Bringing the issue to light, the DTH Operators Association of India president and Tata Sky CEO Harit Nagpal has written letters to the Telecom Regulatory Authority of India (TRAI), Sanchar Bhavan, Ministry of Information and Broadcasting, Department of Telecommunications, the Prime Minister’s Office, Ministry of Home Affairs and the Mumbai Police commissioner.
The letter states that ‘these jammers are being used by anti social elements to disrupt DTH signals and are also a threat to national security as the same are capable of being used to interfere with other signals besides DTH.’
The letter also states that several incidences of signal losses were found during the FIFA World Cup matches in areas such as Versova, Yari Road and Lokhandwala. The jammers were disturbing the signals of all DTH ops including Freedish.

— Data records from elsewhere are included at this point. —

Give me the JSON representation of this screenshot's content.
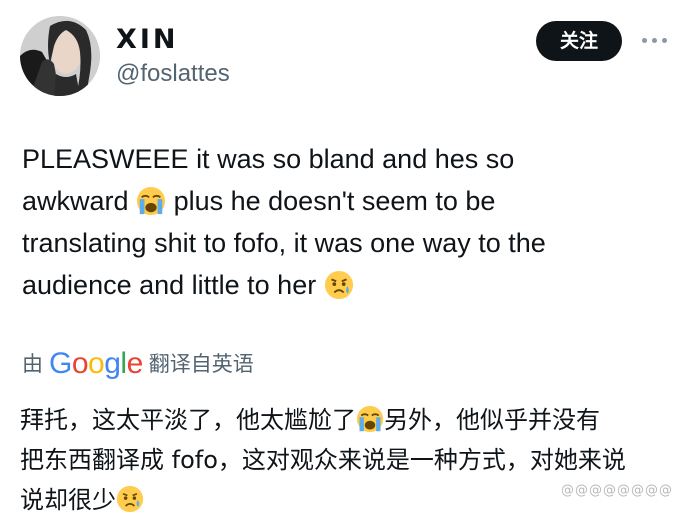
{
  "profile": {
    "display_name": "XIN",
    "handle": "@foslattes"
  },
  "follow_button": {
    "label": "关注"
  },
  "more_button": {
    "icon": "more-horizontal-icon"
  },
  "tweet": {
    "line1": "PLEASWEEE it was so bland and hes so",
    "line2a": "awkward",
    "line2b": "plus he doesn't seem to be",
    "line3": "translating shit to fofo, it was one way to the",
    "line4": "audience and little to her",
    "emoji_1": "loudly-crying-face-emoji",
    "emoji_2": "sad-but-relieved-face-emoji"
  },
  "translation": {
    "prefix": "由",
    "provider": "Google",
    "suffix": "翻译自英语",
    "provider_colors": [
      "#4285F4",
      "#EA4335",
      "#FBBC05",
      "#4285F4",
      "#34A853",
      "#EA4335"
    ],
    "line1a": "拜托，这太平淡了，他太尴尬了",
    "line1b": "另外，他似乎并没有",
    "line2": "把东西翻译成 fofo，这对观众来说是一种方式，对她来说",
    "line3": "说却很少"
  },
  "watermark": {
    "text": "@@@@@@@@"
  },
  "colors": {
    "text_primary": "#0f1419",
    "text_secondary": "#536471",
    "button_bg": "#0f1419",
    "button_text": "#ffffff"
  }
}
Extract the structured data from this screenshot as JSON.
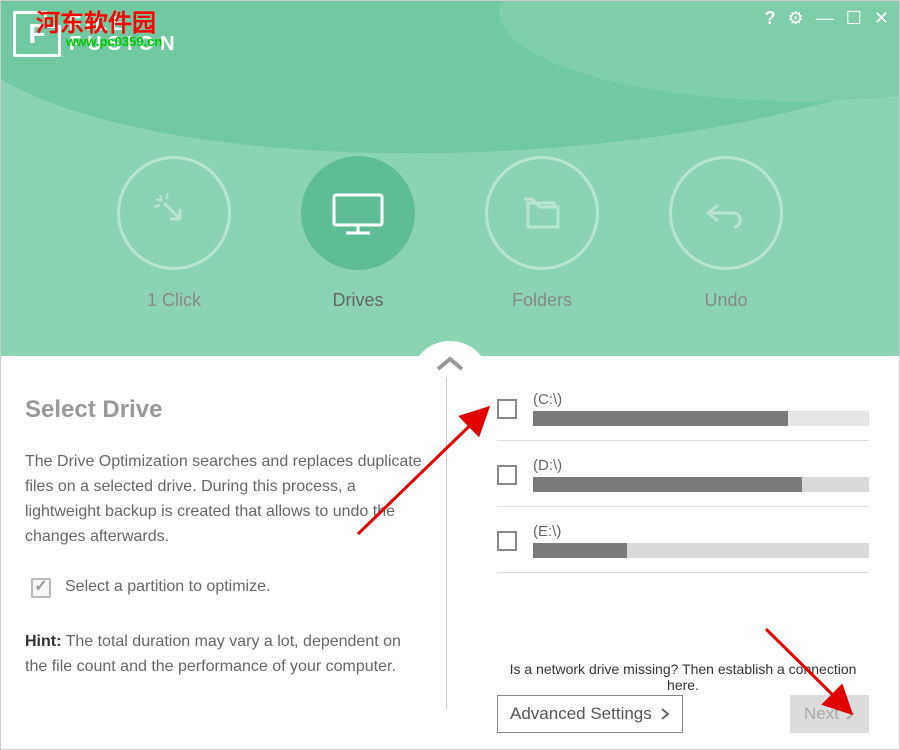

Five specific dates have been tracked which were key FIFA match dates- 4 July, 10 July, 11 July, 12 July and 13 July.
While locating the area of mischief, the technical team came across destroyed DTH antennas. During the service visits, interference was found in the lower Ku band between 10.7 GHz and 11.7 GHz.
Similar cases have happened in Noida in 2011 and in Mumbai in 2008 and 2012. While the culprits were put behind bars in Noida, the signal disruption stopped in Mumbai after a written complaint was sent to the police.
DTH ops feel it could be cable ops that are hampering their service. “Government has made it a fair playing field for MSOs and DTH with digitisation and this has put pressure on some operators to provide quality in their offering such as HD channels, interactive service etc. Just because someone can’t cope with DTH’s offering they shouldn’t get into such low acts,” said a senior executive of a leading DTH brand.
Nagpal states that Tata Sky has received several complaints from consumers about poor picture quality and freezing of pictures on screen and so it has tracked certain key locations.
The letter states that according to section 20, 21 and 25A of the Indian Telegraph Act, 1885 and section 3 of Indian Wireless Telegraphy Act, 1933, possession and use of unauthorised equipment and interference with transmission of authorised signals is illegal.
It ends by stating that the real loser is the DTH operator since there is no continual preventive measure to keep jammers away. ‘Due to such illegal activity the subscribers think that the signal interference is caused by the DTH service providers and they lose goodwill and credibility resulting in loss of subscriber base,’ states the letter.